**Assignment:** Check every line below for the word "true" and copy the ones that have it.

(Interface dataset entries)
▼▼▼
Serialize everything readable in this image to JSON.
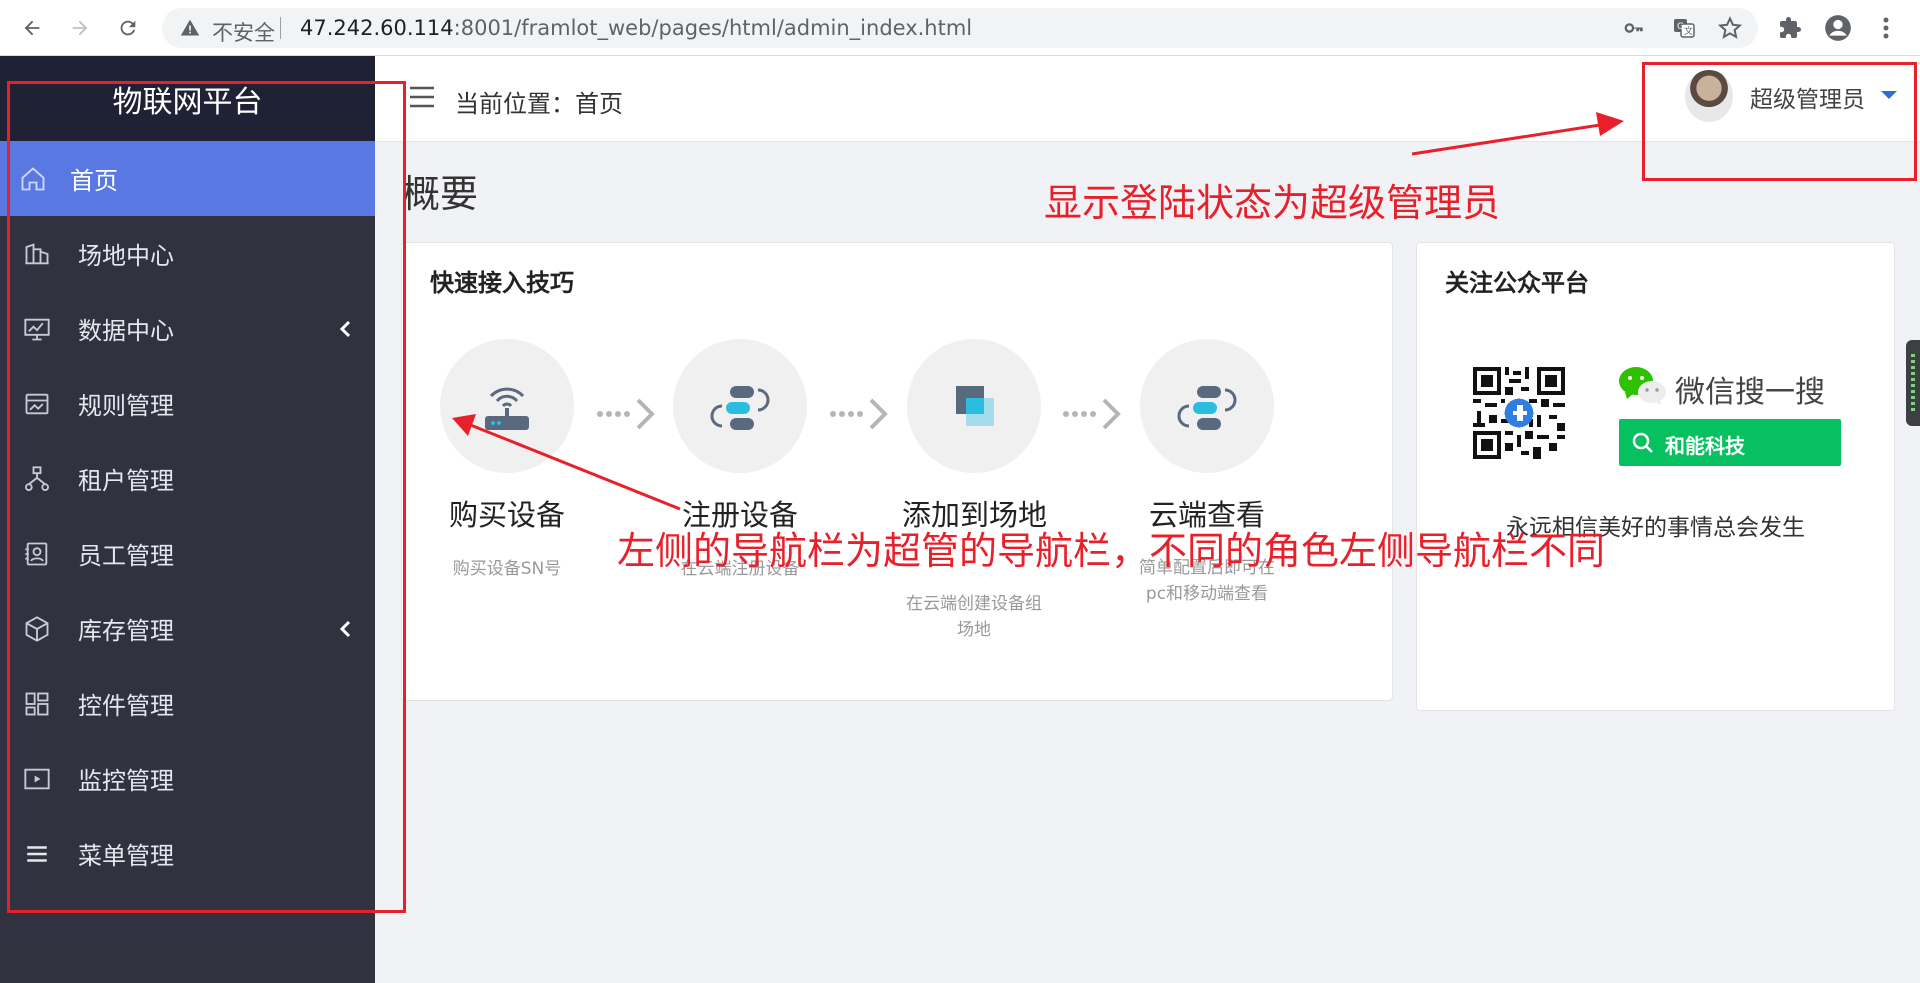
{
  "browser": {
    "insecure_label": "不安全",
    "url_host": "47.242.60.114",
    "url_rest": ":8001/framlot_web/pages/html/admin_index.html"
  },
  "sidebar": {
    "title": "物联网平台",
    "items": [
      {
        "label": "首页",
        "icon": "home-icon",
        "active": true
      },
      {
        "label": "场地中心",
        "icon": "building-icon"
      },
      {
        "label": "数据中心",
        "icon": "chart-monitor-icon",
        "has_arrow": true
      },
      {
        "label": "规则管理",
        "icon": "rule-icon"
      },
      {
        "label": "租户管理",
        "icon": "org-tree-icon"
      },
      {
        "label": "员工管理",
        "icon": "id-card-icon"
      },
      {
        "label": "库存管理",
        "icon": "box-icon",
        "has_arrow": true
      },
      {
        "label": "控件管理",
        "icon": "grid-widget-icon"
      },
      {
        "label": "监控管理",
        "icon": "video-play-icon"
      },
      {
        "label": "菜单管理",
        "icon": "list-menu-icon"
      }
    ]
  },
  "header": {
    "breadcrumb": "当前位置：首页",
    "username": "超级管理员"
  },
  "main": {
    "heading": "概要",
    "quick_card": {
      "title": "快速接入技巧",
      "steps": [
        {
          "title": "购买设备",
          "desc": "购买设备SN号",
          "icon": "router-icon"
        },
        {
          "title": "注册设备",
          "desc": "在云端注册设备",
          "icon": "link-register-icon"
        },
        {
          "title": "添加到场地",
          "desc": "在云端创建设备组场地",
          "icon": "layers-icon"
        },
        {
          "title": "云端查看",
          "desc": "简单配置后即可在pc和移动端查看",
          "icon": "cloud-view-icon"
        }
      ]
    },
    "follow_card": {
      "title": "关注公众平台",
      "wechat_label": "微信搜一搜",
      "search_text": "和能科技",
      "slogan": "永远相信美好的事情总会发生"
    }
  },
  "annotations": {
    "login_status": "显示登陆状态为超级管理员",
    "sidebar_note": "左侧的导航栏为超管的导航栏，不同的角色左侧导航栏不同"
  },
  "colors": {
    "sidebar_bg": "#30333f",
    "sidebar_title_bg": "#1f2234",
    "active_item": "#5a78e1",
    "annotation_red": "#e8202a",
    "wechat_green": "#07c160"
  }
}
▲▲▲
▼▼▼
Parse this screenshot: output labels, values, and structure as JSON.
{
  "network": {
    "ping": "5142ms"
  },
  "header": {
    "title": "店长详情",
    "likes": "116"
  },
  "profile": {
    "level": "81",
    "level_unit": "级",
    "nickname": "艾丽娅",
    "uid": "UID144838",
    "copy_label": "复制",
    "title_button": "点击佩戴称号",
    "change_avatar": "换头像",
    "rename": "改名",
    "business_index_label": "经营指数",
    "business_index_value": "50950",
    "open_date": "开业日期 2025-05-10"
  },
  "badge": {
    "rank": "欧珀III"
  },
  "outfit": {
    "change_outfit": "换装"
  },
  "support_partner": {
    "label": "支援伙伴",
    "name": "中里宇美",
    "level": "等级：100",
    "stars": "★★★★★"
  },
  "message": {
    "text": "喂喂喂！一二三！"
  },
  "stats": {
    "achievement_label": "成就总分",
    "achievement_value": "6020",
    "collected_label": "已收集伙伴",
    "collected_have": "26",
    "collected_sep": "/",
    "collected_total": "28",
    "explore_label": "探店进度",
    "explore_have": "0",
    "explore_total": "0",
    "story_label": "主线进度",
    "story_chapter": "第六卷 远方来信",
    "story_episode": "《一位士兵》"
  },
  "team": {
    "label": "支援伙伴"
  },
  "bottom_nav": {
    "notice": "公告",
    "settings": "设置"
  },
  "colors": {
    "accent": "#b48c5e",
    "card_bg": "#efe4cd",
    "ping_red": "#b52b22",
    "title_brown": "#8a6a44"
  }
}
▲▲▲
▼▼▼
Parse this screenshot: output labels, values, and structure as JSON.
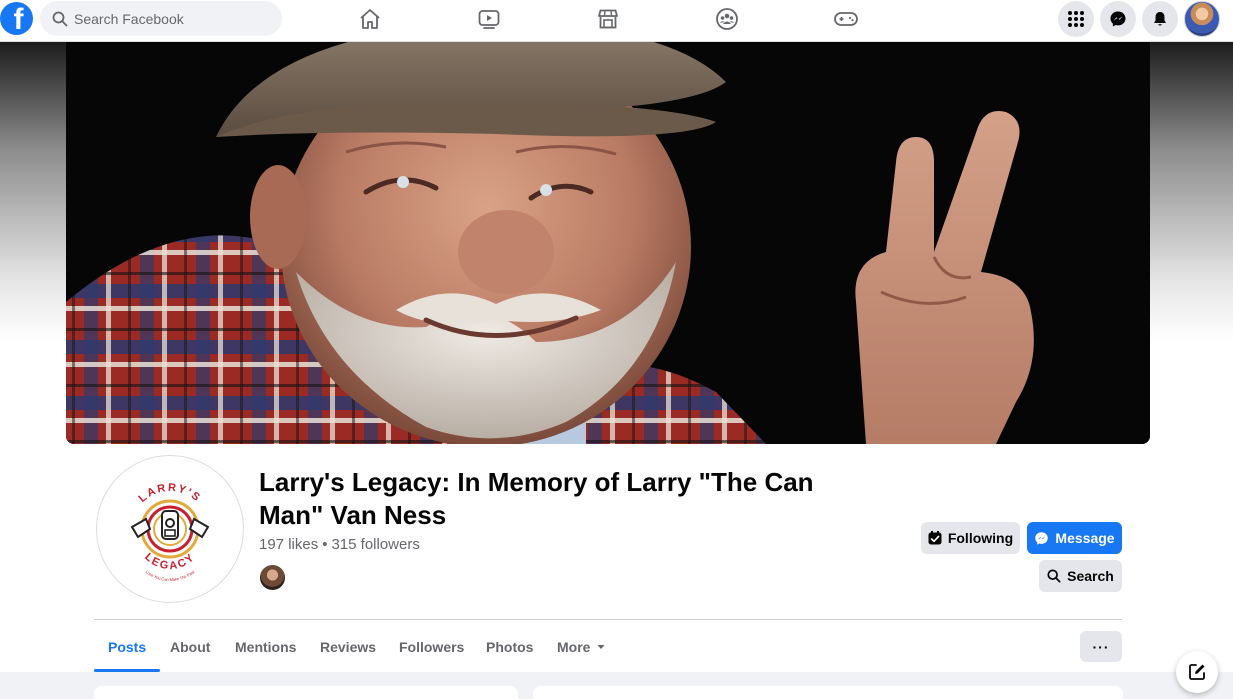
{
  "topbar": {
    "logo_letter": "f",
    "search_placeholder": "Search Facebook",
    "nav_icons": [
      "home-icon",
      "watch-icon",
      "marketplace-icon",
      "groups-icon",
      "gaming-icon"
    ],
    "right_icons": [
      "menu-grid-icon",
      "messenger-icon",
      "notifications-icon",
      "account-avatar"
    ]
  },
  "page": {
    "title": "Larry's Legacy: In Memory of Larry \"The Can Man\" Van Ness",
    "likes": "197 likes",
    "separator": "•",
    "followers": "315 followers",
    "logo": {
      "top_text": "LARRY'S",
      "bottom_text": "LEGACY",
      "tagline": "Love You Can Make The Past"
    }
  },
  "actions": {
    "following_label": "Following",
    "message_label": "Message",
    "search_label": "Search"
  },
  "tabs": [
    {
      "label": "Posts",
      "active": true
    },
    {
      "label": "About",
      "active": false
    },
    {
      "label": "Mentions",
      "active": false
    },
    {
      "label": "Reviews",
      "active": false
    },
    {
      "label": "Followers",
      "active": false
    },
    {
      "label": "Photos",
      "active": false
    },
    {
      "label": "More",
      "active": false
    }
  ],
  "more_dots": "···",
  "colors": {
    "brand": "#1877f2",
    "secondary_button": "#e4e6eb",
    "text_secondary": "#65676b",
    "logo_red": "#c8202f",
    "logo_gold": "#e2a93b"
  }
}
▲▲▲
**Answer space:**
        "active": true
        "has_arrow": true
        "has_arrow": true
      "active": true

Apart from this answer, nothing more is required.